Directions for this task — Only the lines containing the string "sample" are needed; copy all of them from the listing.

The data —
============

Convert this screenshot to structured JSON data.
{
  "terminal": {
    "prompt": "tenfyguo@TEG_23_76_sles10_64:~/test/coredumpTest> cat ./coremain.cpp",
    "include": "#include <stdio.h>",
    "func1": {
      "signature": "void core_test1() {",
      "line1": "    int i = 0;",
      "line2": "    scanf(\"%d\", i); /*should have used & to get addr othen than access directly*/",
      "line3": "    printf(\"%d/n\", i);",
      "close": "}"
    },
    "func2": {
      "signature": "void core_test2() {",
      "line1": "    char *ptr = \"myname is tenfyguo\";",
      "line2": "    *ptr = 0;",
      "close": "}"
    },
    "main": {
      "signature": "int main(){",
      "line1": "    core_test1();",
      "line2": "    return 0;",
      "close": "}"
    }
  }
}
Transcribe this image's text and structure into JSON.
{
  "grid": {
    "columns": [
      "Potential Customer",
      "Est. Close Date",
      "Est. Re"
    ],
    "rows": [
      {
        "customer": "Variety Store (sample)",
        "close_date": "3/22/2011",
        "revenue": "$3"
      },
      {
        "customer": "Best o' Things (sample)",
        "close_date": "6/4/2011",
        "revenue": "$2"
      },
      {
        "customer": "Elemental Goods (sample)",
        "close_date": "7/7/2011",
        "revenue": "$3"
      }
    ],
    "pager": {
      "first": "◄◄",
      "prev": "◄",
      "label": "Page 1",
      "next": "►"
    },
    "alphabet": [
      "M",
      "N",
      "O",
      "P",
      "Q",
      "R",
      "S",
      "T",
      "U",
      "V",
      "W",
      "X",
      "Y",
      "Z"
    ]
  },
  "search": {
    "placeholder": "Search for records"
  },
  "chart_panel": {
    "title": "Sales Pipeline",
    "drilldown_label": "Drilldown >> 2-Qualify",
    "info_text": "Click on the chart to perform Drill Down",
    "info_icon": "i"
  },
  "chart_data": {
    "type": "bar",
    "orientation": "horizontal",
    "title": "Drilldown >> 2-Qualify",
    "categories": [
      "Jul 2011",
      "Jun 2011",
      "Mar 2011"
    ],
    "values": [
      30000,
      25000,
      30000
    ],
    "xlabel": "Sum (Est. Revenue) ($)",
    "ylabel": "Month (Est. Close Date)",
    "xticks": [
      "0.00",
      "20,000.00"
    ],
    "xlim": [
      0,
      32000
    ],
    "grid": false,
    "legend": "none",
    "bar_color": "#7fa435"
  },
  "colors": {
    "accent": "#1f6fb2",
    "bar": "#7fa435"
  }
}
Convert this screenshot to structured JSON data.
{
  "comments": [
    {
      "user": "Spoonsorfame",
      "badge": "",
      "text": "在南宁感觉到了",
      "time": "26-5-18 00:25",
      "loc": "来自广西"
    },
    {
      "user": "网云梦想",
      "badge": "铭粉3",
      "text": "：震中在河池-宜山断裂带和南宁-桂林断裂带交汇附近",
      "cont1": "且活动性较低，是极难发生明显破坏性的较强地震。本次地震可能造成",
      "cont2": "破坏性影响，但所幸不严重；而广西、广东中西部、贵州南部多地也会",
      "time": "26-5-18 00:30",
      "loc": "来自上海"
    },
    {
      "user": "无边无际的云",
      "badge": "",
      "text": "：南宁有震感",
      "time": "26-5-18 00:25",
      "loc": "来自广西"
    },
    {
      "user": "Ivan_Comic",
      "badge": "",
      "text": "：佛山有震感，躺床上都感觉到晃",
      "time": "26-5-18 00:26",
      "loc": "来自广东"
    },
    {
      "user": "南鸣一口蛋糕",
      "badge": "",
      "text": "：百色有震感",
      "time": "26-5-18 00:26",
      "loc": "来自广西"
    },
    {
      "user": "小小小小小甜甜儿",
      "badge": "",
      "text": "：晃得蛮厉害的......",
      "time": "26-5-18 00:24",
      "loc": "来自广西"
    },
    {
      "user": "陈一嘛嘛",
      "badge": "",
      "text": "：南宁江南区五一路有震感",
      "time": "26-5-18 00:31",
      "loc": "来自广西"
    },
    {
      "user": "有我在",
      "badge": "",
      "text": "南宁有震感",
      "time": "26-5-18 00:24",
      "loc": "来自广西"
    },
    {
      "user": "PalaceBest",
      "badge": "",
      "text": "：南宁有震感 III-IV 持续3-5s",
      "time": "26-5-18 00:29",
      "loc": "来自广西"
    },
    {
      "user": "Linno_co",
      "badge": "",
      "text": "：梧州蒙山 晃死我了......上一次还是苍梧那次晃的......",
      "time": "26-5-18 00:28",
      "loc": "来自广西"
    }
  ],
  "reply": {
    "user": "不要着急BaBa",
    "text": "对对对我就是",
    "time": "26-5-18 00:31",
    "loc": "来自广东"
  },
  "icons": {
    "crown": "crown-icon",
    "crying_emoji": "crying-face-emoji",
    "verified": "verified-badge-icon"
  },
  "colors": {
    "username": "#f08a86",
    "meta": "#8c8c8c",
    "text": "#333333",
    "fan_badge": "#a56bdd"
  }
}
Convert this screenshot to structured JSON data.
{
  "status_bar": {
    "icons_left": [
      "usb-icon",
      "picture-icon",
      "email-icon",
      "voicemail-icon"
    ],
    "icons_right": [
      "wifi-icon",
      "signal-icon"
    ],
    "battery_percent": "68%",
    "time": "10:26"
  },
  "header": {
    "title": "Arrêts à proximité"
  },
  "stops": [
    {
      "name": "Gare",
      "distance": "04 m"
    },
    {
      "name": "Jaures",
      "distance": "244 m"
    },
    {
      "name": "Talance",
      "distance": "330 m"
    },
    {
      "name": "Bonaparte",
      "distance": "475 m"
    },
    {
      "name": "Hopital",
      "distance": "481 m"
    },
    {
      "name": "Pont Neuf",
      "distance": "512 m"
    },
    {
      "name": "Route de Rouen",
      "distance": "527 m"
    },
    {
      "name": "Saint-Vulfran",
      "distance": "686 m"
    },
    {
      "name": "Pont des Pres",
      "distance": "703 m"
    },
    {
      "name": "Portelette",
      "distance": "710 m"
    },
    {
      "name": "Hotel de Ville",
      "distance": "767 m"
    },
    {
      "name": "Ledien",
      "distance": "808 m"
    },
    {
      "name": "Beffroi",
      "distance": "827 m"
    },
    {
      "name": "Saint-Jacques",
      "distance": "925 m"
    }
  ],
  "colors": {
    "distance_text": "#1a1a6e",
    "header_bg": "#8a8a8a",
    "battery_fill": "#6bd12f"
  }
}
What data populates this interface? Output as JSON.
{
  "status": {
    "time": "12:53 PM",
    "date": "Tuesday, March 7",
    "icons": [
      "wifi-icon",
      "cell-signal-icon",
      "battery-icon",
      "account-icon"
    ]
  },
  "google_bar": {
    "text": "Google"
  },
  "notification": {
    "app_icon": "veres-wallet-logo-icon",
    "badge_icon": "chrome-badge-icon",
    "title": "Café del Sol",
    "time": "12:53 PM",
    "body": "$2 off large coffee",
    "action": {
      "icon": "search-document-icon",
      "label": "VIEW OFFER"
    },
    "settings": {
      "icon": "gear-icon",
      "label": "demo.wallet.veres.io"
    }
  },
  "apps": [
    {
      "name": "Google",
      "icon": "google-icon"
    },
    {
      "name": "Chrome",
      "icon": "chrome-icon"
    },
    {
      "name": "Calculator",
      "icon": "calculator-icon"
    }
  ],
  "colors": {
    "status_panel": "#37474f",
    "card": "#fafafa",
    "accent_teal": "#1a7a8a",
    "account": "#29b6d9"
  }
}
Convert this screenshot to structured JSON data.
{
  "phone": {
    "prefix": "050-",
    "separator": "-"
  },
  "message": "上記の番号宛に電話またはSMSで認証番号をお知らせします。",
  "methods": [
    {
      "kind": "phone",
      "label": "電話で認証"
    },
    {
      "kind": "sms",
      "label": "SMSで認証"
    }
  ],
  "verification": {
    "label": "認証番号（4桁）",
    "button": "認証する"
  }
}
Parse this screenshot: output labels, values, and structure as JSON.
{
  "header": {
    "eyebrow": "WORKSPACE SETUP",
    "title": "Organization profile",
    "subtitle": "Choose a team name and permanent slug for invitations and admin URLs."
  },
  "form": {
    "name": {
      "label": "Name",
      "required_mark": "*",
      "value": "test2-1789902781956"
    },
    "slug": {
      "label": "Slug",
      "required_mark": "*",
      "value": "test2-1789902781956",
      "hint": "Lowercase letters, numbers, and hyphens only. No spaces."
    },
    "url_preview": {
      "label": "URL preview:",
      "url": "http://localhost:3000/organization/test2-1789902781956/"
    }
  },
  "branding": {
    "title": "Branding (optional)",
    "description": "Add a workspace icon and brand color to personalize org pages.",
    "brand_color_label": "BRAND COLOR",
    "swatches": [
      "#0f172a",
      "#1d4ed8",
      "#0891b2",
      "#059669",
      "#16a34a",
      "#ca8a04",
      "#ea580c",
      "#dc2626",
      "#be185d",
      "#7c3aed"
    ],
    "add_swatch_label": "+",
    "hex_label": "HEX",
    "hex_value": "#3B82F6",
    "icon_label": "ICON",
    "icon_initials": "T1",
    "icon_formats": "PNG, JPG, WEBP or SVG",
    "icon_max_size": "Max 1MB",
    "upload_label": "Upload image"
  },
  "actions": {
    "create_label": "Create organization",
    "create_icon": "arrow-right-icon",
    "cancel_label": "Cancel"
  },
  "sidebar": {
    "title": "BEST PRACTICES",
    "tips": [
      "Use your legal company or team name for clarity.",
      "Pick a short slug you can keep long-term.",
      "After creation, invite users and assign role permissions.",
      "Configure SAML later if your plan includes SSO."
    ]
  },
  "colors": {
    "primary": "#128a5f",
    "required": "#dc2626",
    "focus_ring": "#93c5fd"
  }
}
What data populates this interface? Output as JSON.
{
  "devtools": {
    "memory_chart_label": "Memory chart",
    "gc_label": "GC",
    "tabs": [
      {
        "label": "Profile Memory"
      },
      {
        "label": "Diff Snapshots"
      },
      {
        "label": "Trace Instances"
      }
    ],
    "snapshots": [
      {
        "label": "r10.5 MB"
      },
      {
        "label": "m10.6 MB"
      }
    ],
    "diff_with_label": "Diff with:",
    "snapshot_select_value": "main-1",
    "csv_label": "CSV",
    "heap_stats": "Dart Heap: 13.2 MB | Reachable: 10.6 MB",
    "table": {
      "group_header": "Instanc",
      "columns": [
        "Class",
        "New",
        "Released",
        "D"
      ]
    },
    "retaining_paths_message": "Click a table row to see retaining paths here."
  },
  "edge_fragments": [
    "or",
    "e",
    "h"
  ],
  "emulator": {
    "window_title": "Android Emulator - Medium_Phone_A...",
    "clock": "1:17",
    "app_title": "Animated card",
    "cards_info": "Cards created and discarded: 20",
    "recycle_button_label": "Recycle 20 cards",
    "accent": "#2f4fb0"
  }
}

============

Answer box —
        "customer": "Variety Store (sample)",
        "customer": "Best o' Things (sample)",
        "customer": "Elemental Goods (sample)",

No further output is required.